HOW TO COMPLETE THIS TASK:
Count up the lines below in which the string "title" appears. The reply should be that number alone.

ENTRIES PROVIDED:

--

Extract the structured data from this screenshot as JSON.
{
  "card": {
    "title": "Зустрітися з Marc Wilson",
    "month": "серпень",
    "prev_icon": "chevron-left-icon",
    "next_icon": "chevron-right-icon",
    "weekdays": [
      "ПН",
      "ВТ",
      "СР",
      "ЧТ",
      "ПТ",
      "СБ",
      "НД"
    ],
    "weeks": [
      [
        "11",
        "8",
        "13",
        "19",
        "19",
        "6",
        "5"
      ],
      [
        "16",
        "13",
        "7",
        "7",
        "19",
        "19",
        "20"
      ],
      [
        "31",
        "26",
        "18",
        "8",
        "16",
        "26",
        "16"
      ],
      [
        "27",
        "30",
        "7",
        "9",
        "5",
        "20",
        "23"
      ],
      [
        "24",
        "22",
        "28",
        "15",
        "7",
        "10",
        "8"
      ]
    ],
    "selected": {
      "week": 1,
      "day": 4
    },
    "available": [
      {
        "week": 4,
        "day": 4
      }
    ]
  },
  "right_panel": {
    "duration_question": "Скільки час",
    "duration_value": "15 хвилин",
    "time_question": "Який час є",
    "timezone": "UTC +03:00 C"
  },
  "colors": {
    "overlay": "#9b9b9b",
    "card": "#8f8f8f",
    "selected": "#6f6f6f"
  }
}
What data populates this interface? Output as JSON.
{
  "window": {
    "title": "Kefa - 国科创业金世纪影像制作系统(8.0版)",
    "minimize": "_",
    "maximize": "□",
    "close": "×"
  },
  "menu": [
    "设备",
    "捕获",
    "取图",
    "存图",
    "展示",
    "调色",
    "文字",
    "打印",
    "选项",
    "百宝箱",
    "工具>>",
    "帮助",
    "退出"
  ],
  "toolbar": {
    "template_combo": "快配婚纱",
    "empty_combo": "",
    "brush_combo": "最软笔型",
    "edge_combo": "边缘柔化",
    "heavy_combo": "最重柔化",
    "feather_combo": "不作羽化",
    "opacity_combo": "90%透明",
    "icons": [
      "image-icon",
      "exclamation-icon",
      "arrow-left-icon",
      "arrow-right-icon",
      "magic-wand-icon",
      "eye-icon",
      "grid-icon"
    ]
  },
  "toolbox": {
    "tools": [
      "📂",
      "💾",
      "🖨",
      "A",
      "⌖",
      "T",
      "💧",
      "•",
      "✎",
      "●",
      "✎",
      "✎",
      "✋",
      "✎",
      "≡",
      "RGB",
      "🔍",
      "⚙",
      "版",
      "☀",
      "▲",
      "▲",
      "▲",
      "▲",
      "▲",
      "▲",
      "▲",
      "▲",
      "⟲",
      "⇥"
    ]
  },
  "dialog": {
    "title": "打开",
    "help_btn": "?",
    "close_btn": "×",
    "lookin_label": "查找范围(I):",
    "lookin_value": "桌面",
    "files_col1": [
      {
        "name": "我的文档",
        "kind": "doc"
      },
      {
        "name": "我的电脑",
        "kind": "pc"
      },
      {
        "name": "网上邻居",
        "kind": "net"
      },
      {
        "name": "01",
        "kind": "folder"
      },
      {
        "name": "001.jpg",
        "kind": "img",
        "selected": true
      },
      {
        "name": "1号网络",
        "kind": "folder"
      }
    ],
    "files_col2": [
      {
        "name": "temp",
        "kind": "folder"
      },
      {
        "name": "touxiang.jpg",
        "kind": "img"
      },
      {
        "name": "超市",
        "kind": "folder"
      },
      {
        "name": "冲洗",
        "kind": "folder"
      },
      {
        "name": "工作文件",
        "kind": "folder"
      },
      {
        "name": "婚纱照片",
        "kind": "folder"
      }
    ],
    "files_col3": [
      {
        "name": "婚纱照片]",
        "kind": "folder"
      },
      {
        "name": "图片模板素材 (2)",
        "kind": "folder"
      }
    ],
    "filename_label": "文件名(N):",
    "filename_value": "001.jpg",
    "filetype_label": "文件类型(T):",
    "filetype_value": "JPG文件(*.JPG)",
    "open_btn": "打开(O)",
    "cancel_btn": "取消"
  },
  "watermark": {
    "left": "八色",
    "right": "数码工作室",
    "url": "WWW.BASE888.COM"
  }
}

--

EXPECTED OUTPUT:
3